** ENTRIES SHOWN follows **

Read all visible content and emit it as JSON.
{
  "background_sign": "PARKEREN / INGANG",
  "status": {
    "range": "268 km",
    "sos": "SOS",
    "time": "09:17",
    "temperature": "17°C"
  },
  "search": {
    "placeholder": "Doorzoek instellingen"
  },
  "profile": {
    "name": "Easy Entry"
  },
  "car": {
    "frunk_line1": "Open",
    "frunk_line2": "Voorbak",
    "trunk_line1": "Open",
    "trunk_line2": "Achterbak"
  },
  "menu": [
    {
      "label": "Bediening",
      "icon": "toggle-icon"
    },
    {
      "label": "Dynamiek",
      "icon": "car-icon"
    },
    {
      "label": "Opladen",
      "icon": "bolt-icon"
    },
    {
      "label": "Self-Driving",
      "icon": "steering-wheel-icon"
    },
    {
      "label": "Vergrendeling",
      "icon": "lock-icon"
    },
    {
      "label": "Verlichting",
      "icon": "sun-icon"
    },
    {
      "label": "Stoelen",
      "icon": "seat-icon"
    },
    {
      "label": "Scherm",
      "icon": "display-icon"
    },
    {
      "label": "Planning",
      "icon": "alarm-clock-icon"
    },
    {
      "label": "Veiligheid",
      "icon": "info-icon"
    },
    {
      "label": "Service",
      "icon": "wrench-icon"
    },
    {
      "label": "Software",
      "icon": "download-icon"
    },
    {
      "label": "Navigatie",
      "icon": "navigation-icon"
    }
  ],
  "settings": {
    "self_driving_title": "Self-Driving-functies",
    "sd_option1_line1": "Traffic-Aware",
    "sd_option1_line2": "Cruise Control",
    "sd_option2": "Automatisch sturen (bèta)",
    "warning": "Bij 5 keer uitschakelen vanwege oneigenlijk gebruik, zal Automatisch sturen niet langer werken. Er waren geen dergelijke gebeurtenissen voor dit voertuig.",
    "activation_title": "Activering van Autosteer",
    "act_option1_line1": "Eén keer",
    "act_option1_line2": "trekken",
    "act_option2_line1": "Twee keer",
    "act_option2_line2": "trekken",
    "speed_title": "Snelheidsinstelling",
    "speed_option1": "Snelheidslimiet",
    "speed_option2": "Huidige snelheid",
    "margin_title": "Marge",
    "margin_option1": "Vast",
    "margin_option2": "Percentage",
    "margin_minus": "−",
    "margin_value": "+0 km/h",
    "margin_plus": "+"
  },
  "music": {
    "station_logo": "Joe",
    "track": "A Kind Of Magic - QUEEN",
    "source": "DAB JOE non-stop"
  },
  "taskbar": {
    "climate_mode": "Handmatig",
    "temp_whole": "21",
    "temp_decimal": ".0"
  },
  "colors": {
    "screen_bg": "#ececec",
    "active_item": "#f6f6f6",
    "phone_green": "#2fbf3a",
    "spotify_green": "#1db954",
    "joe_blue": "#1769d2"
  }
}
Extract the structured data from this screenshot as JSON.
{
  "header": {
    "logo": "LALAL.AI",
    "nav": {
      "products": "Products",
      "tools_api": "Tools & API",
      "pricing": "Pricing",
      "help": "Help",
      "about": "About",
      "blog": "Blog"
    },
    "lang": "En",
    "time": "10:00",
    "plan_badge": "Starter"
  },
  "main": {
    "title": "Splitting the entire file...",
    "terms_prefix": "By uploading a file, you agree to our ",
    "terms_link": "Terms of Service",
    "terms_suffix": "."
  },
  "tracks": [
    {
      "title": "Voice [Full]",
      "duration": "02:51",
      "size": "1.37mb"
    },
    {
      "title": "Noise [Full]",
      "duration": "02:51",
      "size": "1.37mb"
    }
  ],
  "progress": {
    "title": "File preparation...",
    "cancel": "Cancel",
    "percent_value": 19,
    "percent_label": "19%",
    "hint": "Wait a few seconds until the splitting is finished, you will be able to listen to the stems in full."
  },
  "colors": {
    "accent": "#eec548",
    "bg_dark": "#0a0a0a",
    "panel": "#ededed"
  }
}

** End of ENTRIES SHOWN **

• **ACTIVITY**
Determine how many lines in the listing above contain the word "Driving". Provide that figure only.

• **EXERCISE RESPONSE**
2